Joe Manchin and Bernie Sanders are in the same party, but you wouldn’t really say they were on the same “side” beyond the bare preference for partisan control in Washington. Same for Ben Sasse and Josh Hawley. They’re both Republicans, but there’s little overlap beyond their registrations.
In political discussions these days, I often have to redirect an interviewer or a conversational partner around these channel markers. “I don’t know if I would call him ‘conservative,’ per se …” or “I’m not sure there’s too much that’s ‘liberal’ about those members …” We’ve got Republicans preaching the kind of economic progressivism that would tickle Bob La Follette. We’ve got Democrats pushing speech codes and indoctrination as puritanical and authoritarian as those of any red-baiter or Roundhead.
Ideological diversity within parties is often a good thing, creating room for the coalitions necessary to address challenging issues. Most members of Party A working with some members of Party B are far more likely to produce broadly popular policies than a party-line vote would.

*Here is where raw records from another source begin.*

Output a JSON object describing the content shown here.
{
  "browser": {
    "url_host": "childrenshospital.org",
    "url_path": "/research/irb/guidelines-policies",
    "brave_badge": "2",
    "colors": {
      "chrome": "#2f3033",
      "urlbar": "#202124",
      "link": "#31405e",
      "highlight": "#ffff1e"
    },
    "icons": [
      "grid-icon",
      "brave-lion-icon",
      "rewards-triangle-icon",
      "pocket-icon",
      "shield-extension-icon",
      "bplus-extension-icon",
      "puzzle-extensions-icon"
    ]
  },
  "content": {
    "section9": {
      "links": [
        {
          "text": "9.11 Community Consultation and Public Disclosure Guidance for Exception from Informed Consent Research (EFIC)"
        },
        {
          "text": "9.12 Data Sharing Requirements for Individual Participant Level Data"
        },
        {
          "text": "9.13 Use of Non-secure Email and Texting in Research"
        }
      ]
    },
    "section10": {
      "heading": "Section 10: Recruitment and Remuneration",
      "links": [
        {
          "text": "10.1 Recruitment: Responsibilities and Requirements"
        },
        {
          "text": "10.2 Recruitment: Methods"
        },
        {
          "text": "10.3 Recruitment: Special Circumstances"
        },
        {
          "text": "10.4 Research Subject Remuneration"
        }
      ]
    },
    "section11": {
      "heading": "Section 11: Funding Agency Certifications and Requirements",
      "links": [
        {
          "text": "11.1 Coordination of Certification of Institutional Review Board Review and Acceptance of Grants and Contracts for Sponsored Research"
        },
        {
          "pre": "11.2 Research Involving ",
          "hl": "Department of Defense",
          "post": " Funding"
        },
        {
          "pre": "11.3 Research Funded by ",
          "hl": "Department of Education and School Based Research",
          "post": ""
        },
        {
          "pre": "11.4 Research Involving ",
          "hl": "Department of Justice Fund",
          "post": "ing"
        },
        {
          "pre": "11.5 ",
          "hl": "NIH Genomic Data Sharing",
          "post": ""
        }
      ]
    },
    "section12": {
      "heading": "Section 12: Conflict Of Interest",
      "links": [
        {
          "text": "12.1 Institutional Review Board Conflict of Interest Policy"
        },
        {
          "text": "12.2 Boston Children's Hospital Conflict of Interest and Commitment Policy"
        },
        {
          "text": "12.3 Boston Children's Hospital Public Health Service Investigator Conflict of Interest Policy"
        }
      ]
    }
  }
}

It’s true that broad popularity and excellence are very different things. A quick scan through the top songs of 2021 will tell you that. But the dangers of partisan homogeneity are even greater. It’s far easier for one party to become enthralled by a bad idea or bad leaders than it is for a bipartisan group. That presents a real danger when one side or the other takes complete control.